Whenever a line below includes the string "protection", show it.
*** Material supplied Section Begins ***
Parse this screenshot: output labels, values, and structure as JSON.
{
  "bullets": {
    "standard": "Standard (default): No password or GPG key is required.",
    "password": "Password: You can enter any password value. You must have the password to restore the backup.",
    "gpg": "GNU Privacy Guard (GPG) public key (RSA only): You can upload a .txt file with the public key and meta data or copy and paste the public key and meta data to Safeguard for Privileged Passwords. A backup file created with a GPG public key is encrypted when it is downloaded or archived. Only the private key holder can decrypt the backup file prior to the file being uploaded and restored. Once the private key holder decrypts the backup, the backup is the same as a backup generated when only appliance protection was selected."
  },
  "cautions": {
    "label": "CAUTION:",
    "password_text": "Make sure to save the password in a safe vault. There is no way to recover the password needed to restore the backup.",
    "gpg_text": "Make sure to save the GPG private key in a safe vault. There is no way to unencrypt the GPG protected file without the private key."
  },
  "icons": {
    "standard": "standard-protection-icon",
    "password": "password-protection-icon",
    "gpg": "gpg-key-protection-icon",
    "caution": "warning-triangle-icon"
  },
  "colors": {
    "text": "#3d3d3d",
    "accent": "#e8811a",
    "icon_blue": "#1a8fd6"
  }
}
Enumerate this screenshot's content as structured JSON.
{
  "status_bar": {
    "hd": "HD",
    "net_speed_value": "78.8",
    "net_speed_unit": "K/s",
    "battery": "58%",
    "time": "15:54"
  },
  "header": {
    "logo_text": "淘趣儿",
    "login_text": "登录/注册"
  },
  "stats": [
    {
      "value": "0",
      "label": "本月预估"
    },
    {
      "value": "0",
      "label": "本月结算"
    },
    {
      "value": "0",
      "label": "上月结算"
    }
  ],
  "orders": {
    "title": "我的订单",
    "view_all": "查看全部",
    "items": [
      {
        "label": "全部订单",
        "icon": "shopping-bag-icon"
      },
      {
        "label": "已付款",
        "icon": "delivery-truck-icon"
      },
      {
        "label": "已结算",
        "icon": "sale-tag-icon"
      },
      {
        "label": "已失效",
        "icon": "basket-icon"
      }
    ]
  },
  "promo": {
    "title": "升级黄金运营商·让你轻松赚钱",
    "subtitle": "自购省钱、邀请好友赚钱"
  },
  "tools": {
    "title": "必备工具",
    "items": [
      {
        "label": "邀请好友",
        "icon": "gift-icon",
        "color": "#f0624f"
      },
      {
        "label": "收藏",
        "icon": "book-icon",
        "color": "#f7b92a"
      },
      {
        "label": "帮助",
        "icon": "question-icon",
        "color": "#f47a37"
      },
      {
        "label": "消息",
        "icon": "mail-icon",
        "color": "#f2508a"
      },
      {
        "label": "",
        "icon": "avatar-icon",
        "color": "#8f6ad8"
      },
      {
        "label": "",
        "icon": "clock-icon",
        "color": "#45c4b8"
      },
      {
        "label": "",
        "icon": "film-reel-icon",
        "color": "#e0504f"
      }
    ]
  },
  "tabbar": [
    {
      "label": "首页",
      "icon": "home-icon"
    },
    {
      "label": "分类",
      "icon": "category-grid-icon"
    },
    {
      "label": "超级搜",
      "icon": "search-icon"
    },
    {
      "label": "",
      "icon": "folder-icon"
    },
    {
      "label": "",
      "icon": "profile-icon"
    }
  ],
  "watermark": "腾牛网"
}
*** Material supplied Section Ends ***
Response area
    "gpg": "GNU Privacy Guard (GPG) public key (RSA only): You can upload a .txt file with the public key and meta data or copy and paste the public key and meta data to Safeguard for Privileged Passwords. A backup file created with a GPG public key is encrypted when it is downloaded or archived. Only the private key holder can decrypt the backup file prior to the file being uploaded and restored. Once the private key holder decrypts the backup, the backup is the same as a backup generated when only appliance protection was selected."
    "standard": "standard-protection-icon",
    "password": "password-protection-icon",
    "gpg": "gpg-key-protection-icon",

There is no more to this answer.